# What to work on
Please repeat the records word for word and skip the pictures.

# Exercise data
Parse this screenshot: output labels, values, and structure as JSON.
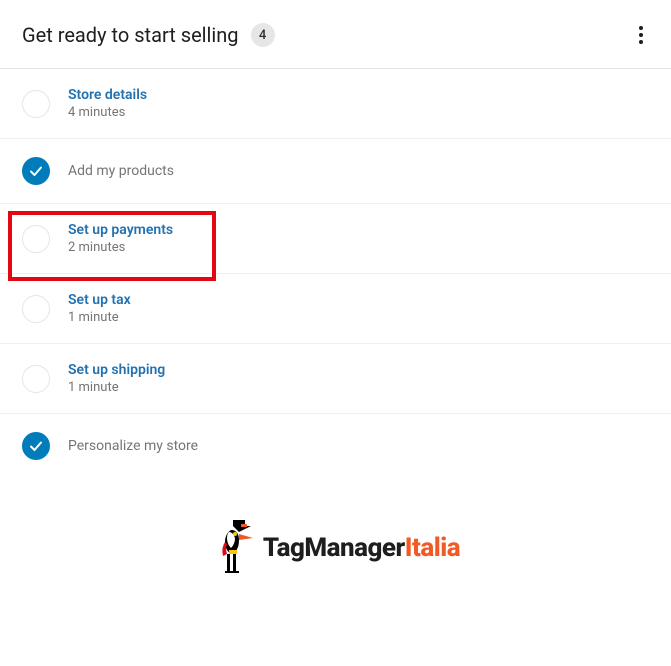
{
  "header": {
    "title": "Get ready to start selling",
    "count": "4"
  },
  "tasks": [
    {
      "title": "Store details",
      "sub": "4 minutes",
      "completed": false,
      "link": true
    },
    {
      "title": "Add my products",
      "sub": "",
      "completed": true,
      "link": false
    },
    {
      "title": "Set up payments",
      "sub": "2 minutes",
      "completed": false,
      "link": true,
      "highlighted": true
    },
    {
      "title": "Set up tax",
      "sub": "1 minute",
      "completed": false,
      "link": true
    },
    {
      "title": "Set up shipping",
      "sub": "1 minute",
      "completed": false,
      "link": true
    },
    {
      "title": "Personalize my store",
      "sub": "",
      "completed": true,
      "link": false
    }
  ],
  "logo": {
    "part1": "TagManager",
    "part2": "Italia"
  }
}
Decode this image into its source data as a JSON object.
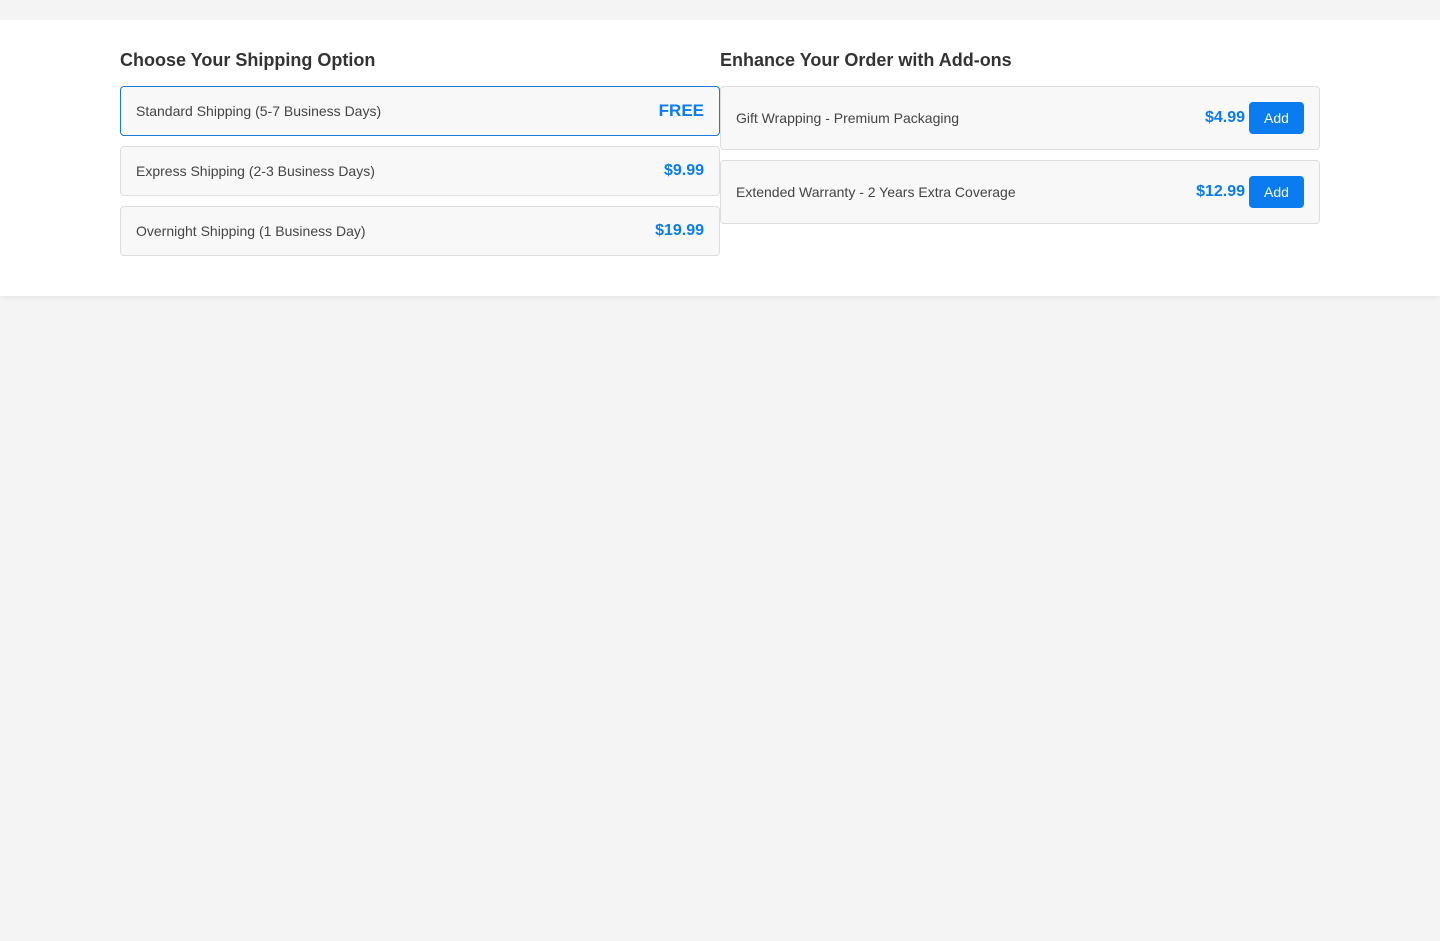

# The completed task
Parse this screenshot: output labels, values, and structure as JSON.
{
  "header": {
    "title": "Get ready to start selling",
    "count": "4"
  },
  "tasks": [
    {
      "title": "Store details",
      "sub": "4 minutes",
      "completed": false,
      "link": true
    },
    {
      "title": "Add my products",
      "sub": "",
      "completed": true,
      "link": false
    },
    {
      "title": "Set up payments",
      "sub": "2 minutes",
      "completed": false,
      "link": true,
      "highlighted": true
    },
    {
      "title": "Set up tax",
      "sub": "1 minute",
      "completed": false,
      "link": true
    },
    {
      "title": "Set up shipping",
      "sub": "1 minute",
      "completed": false,
      "link": true
    },
    {
      "title": "Personalize my store",
      "sub": "",
      "completed": true,
      "link": false
    }
  ],
  "logo": {
    "part1": "TagManager",
    "part2": "Italia"
  }
}
Decode this image into its source data as a JSON object.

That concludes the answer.